--- Activity ---
Search the material and gather each line with "Meth" in it.

--- Supplied information ---
---+---
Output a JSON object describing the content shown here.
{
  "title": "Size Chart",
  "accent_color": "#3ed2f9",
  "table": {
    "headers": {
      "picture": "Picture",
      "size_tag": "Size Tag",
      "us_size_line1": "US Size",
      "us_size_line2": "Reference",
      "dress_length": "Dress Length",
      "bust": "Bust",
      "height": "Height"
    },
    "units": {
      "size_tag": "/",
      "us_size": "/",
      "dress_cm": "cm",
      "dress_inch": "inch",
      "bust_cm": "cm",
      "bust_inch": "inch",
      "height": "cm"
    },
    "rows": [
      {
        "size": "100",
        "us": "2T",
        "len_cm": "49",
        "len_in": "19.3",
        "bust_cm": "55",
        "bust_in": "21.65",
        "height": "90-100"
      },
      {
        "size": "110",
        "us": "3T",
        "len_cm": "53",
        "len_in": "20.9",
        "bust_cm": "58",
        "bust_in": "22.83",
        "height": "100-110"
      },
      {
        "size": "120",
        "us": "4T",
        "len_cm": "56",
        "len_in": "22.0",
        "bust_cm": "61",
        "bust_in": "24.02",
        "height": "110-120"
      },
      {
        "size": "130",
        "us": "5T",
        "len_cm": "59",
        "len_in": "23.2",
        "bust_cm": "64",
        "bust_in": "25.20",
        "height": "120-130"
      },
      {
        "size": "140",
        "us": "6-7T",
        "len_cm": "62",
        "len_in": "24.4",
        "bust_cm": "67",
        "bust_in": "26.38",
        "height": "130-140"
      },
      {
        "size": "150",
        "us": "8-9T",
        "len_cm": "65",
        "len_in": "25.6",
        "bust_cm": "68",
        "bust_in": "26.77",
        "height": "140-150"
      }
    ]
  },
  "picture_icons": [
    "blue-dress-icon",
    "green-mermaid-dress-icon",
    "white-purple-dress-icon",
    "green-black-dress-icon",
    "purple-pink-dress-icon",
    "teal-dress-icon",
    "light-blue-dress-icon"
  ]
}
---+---
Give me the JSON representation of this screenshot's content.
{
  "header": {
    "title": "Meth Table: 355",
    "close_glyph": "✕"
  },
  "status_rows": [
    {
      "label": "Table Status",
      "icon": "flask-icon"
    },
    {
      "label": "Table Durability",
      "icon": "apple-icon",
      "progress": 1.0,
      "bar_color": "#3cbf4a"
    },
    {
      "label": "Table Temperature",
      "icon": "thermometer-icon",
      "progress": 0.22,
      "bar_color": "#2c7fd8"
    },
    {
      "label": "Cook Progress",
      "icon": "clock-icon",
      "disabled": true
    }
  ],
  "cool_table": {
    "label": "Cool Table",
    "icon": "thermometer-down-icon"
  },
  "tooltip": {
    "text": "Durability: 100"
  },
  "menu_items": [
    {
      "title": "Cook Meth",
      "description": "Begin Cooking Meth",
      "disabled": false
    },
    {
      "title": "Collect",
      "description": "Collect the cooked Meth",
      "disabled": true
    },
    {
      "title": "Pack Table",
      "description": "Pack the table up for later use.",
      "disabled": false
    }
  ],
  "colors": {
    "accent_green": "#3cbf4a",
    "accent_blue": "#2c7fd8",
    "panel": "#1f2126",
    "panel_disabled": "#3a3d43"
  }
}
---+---
--- Task result ---
    "title": "Meth Table: 355",
      "title": "Cook Meth",
      "description": "Begin Cooking Meth",
      "description": "Collect the cooked Meth",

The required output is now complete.